HOW TO COMPLETE THIS TASK:
Which lines below contain "left"? Pull them out.

RECORDS PROVIDED:
##############################

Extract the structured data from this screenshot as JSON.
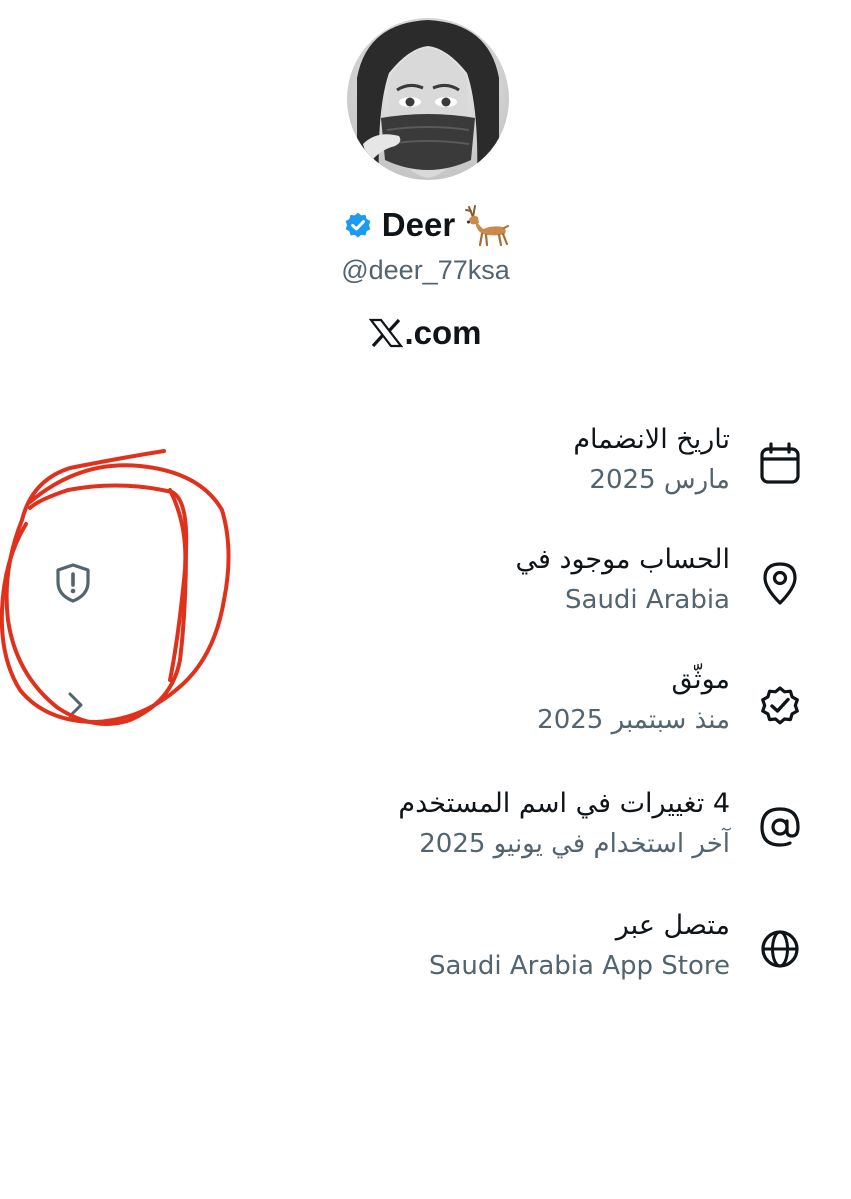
{
  "profile": {
    "display_name": "Deer",
    "handle": "@deer_77ksa",
    "domain": ".com",
    "domain_logo": "x-logo",
    "emoji": "deer-emoji",
    "verified_color": "#1d9bf0"
  },
  "info_rows": [
    {
      "icon": "calendar-icon",
      "title": "تاريخ الانضمام",
      "subtitle": "مارس 2025"
    },
    {
      "icon": "location-pin-icon",
      "title": "الحساب موجود في",
      "subtitle": "Saudi Arabia"
    },
    {
      "icon": "verified-seal-icon",
      "title": "موثّق",
      "subtitle": "منذ سبتمبر 2025"
    },
    {
      "icon": "at-sign-icon",
      "title": "4 تغييرات في اسم المستخدم",
      "subtitle": "آخر استخدام في يونيو 2025"
    },
    {
      "icon": "globe-icon",
      "title": "متصل عبر",
      "subtitle": "Saudi Arabia App Store"
    }
  ],
  "side": {
    "shield_icon": "shield-alert-icon",
    "chevron_icon": "chevron-right-icon",
    "annotation_color": "#e0311d"
  },
  "colors": {
    "text_primary": "#0f1419",
    "text_secondary": "#536471",
    "background": "#ffffff"
  }
}
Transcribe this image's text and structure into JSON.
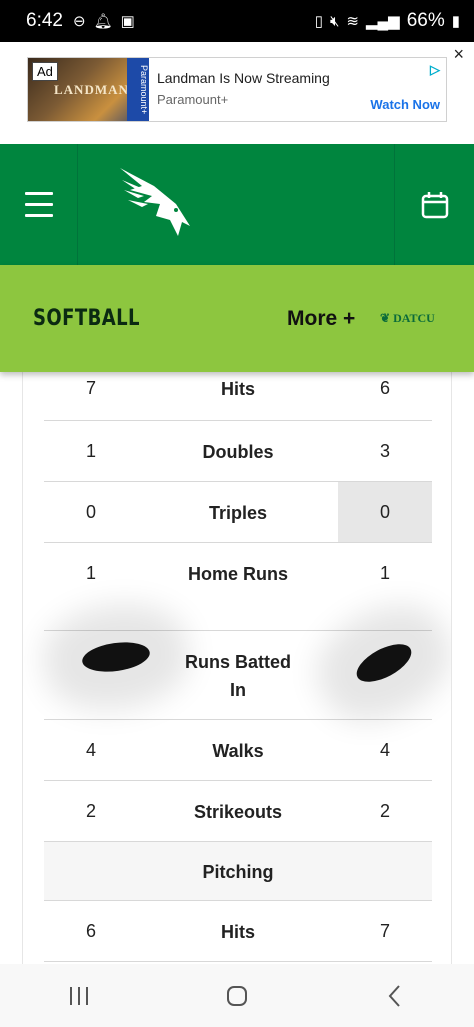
{
  "status_bar": {
    "time": "6:42",
    "battery": "66%",
    "icons": [
      "do-not-disturb-icon",
      "notification-bell-icon",
      "gallery-icon",
      "battery-saver-icon",
      "mute-icon",
      "wifi-icon",
      "signal-icon",
      "battery-icon"
    ]
  },
  "ad": {
    "badge": "Ad",
    "image_title": "LANDMAN",
    "image_stripe": "Paramount+",
    "title": "Landman Is Now Streaming",
    "brand": "Paramount+",
    "cta": "Watch Now",
    "close": "×"
  },
  "header": {
    "logo": "eagle-logo-icon",
    "menu_icon": "hamburger-menu-icon",
    "calendar_icon": "calendar-icon",
    "colors": {
      "primary": "#00853e",
      "accent": "#8dc63f"
    }
  },
  "sport_bar": {
    "title": "SOFTBALL",
    "more": "More +",
    "sponsor": "DATCU"
  },
  "stats": {
    "rows": [
      {
        "left": "7",
        "label": "Hits",
        "right": "6"
      },
      {
        "left": "1",
        "label": "Doubles",
        "right": "3"
      },
      {
        "left": "0",
        "label": "Triples",
        "right": "0"
      },
      {
        "left": "1",
        "label": "Home Runs",
        "right": "1"
      },
      {
        "left": "",
        "label": "Runs Batted In",
        "right": ""
      },
      {
        "left": "4",
        "label": "Walks",
        "right": "4"
      },
      {
        "left": "2",
        "label": "Strikeouts",
        "right": "2"
      },
      {
        "section": "Pitching"
      },
      {
        "left": "6",
        "label": "Hits",
        "right": "7"
      }
    ]
  },
  "navbar": {
    "recents": "recent-apps-icon",
    "home": "home-icon",
    "back": "back-icon"
  }
}
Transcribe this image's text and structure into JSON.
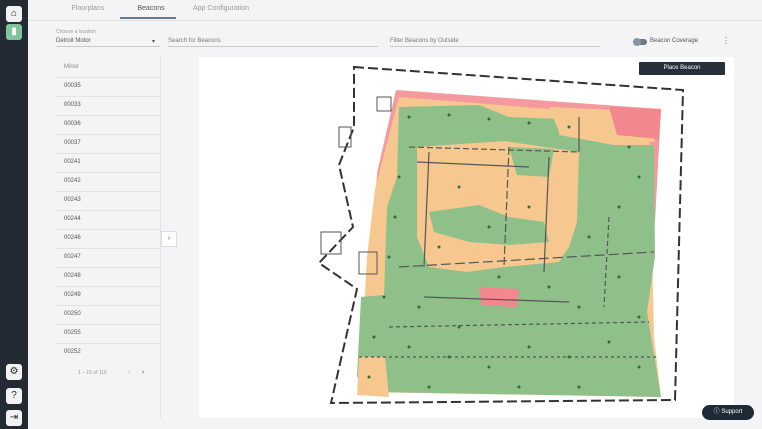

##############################

ANSWER TO THIS TASK:
        "left": "7",
        "left": "1",
        "left": "0",
        "left": "1",
        "left": "",
        "left": "4",
        "left": "2",
        "left": "6",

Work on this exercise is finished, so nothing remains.